## Data extracts:
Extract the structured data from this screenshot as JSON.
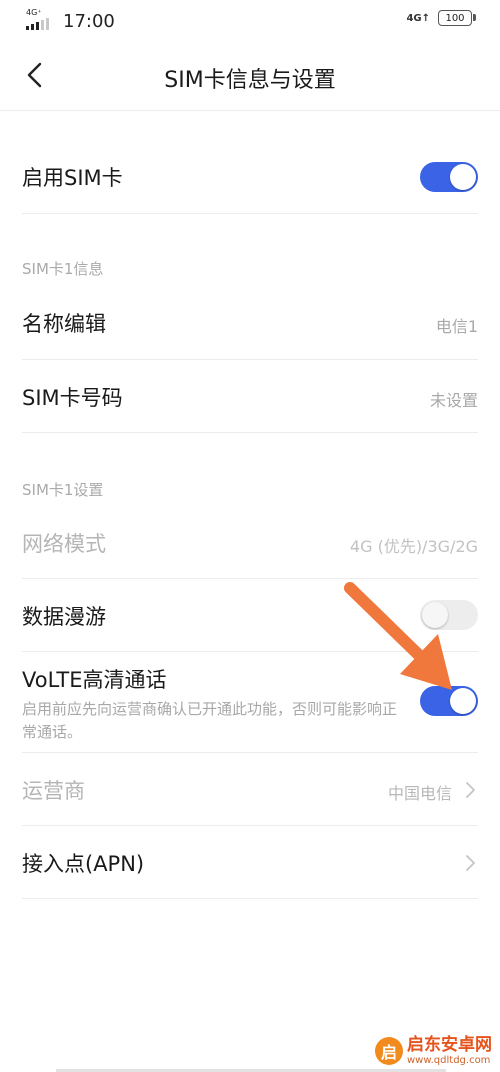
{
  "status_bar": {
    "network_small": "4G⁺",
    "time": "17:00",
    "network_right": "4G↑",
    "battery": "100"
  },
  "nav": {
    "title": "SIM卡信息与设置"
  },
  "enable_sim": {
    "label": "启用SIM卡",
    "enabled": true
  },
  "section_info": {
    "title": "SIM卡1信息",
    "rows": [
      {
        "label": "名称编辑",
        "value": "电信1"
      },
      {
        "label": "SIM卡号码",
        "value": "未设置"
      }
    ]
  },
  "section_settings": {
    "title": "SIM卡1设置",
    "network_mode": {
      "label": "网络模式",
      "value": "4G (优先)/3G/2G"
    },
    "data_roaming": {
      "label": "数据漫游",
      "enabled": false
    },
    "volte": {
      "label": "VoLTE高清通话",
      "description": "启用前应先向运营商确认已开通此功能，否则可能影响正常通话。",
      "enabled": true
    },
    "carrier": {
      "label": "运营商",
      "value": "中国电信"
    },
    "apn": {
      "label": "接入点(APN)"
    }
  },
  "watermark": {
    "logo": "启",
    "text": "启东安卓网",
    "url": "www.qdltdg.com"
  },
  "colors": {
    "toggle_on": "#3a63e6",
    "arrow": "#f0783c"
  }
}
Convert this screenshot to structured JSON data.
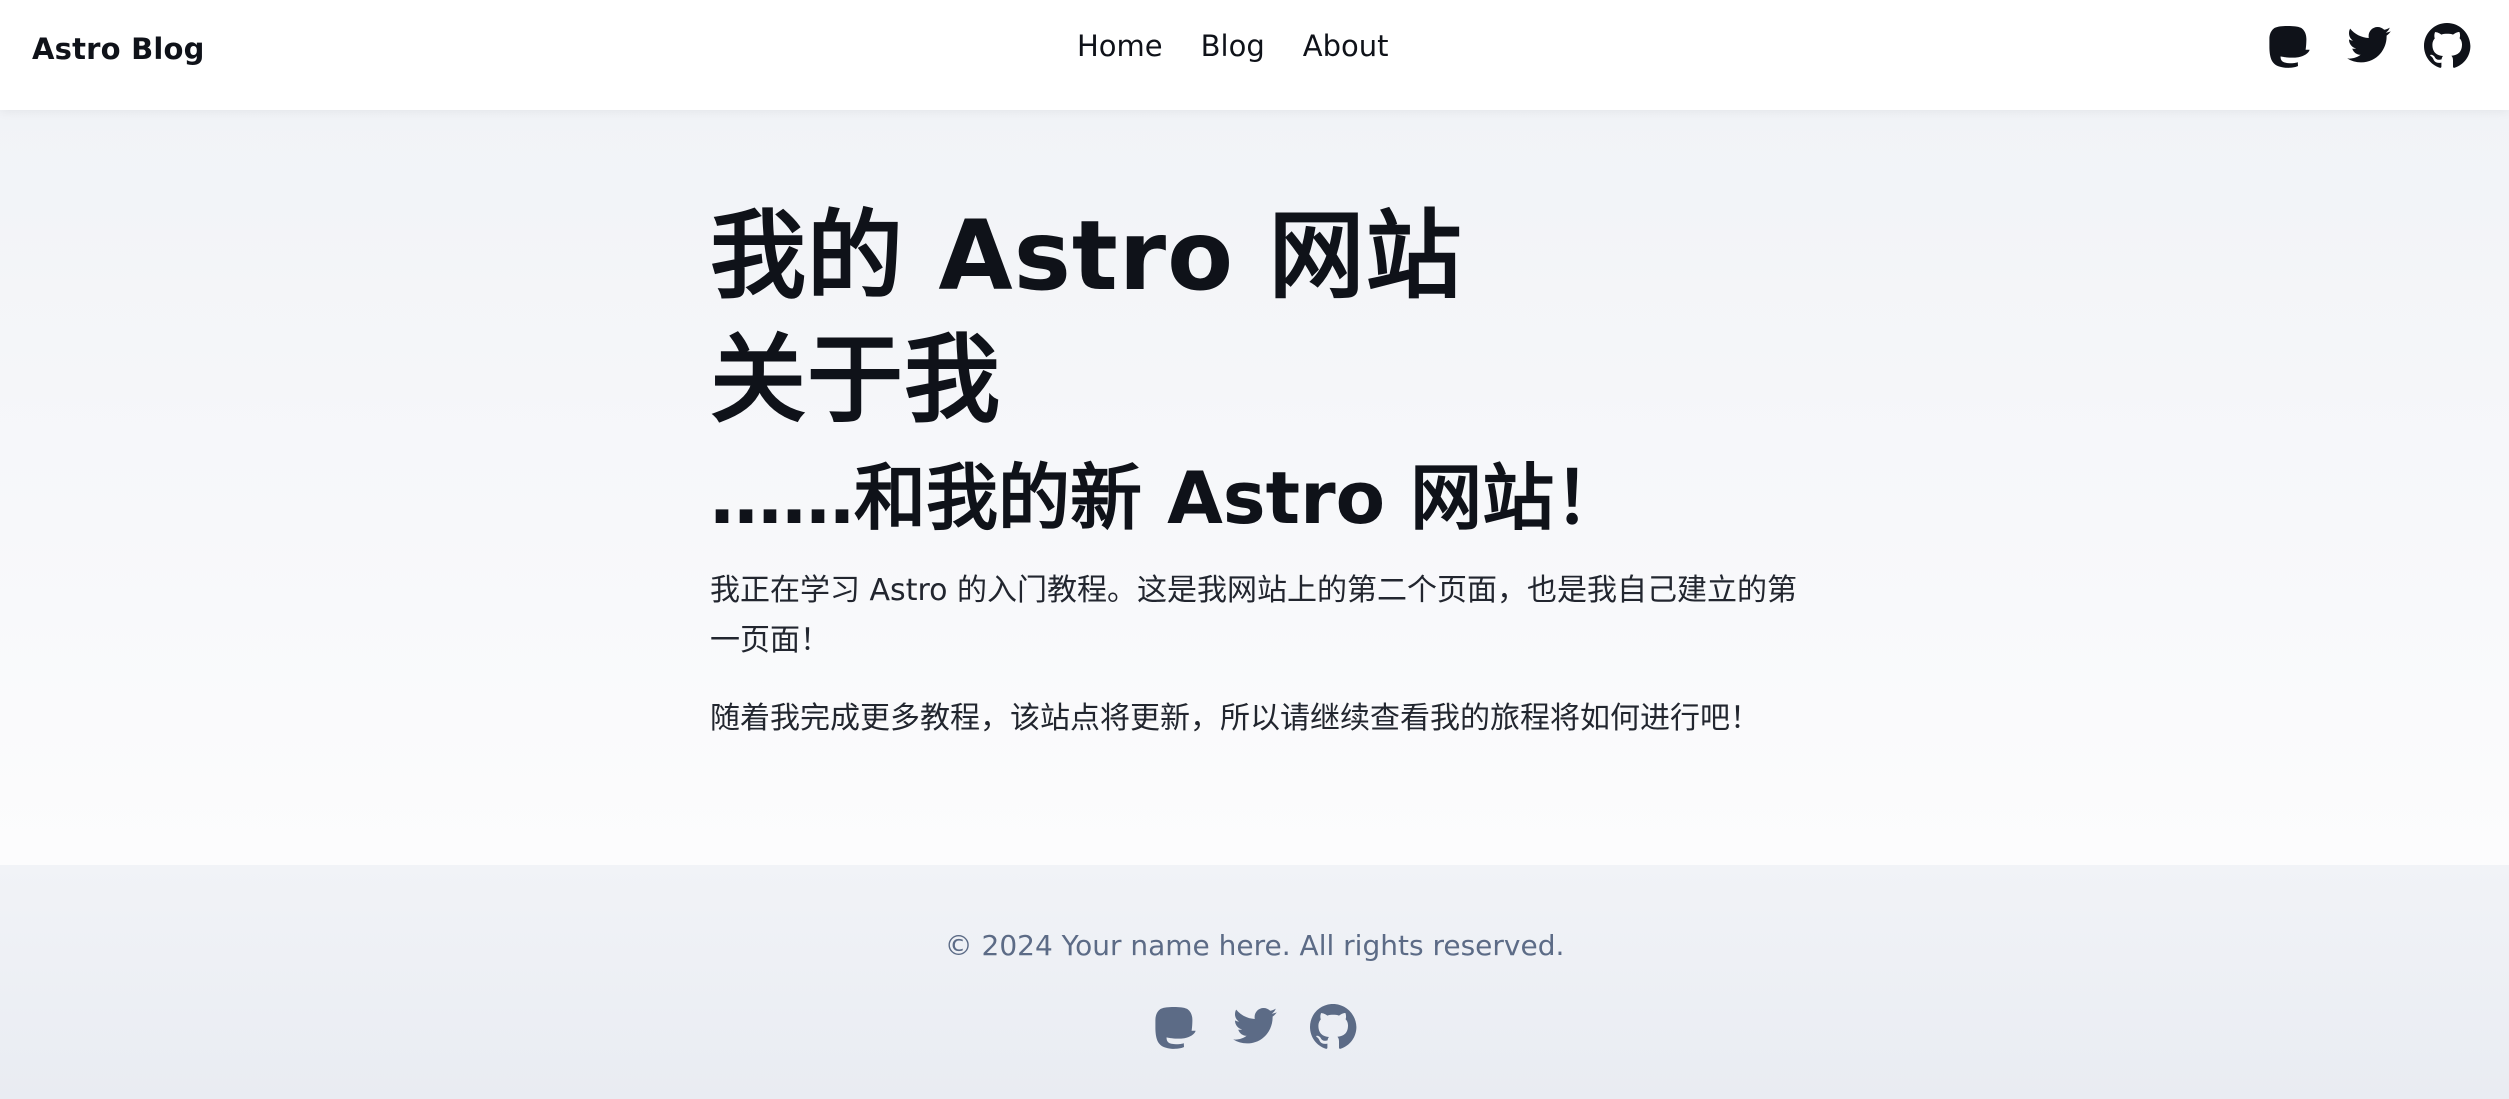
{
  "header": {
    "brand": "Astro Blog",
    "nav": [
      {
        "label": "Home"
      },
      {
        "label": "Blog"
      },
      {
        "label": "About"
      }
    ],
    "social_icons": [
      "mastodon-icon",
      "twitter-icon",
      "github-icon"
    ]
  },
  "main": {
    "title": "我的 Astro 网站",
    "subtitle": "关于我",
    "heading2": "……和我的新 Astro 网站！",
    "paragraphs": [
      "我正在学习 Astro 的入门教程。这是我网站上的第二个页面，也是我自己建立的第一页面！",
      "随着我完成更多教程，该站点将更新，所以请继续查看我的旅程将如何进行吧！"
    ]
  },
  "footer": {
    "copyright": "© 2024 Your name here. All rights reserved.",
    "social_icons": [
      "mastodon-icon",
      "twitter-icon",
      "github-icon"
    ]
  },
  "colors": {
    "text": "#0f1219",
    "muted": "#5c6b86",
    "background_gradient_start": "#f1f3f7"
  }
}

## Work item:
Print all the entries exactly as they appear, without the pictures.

## Task result:
Extract the structured data from this screenshot as JSON.
{
  "status_bar": {
    "network_small": "4G⁺",
    "time": "17:00",
    "network_right": "4G↑",
    "battery": "100"
  },
  "nav": {
    "title": "SIM卡信息与设置"
  },
  "enable_sim": {
    "label": "启用SIM卡",
    "enabled": true
  },
  "section_info": {
    "title": "SIM卡1信息",
    "rows": [
      {
        "label": "名称编辑",
        "value": "电信1"
      },
      {
        "label": "SIM卡号码",
        "value": "未设置"
      }
    ]
  },
  "section_settings": {
    "title": "SIM卡1设置",
    "network_mode": {
      "label": "网络模式",
      "value": "4G (优先)/3G/2G"
    },
    "data_roaming": {
      "label": "数据漫游",
      "enabled": false
    },
    "volte": {
      "label": "VoLTE高清通话",
      "description": "启用前应先向运营商确认已开通此功能，否则可能影响正常通话。",
      "enabled": true
    },
    "carrier": {
      "label": "运营商",
      "value": "中国电信"
    },
    "apn": {
      "label": "接入点(APN)"
    }
  },
  "watermark": {
    "logo": "启",
    "text": "启东安卓网",
    "url": "www.qdltdg.com"
  },
  "colors": {
    "toggle_on": "#3a63e6",
    "arrow": "#f0783c"
  }
}
Convert this screenshot to structured JSON data.
{
  "header": {
    "brand": "Astro Blog",
    "nav": [
      {
        "label": "Home"
      },
      {
        "label": "Blog"
      },
      {
        "label": "About"
      }
    ],
    "social_icons": [
      "mastodon-icon",
      "twitter-icon",
      "github-icon"
    ]
  },
  "main": {
    "title": "我的 Astro 网站",
    "subtitle": "关于我",
    "heading2": "……和我的新 Astro 网站！",
    "paragraphs": [
      "我正在学习 Astro 的入门教程。这是我网站上的第二个页面，也是我自己建立的第一页面！",
      "随着我完成更多教程，该站点将更新，所以请继续查看我的旅程将如何进行吧！"
    ]
  },
  "footer": {
    "copyright": "© 2024 Your name here. All rights reserved.",
    "social_icons": [
      "mastodon-icon",
      "twitter-icon",
      "github-icon"
    ]
  },
  "colors": {
    "text": "#0f1219",
    "muted": "#5c6b86",
    "background_gradient_start": "#f1f3f7"
  }
}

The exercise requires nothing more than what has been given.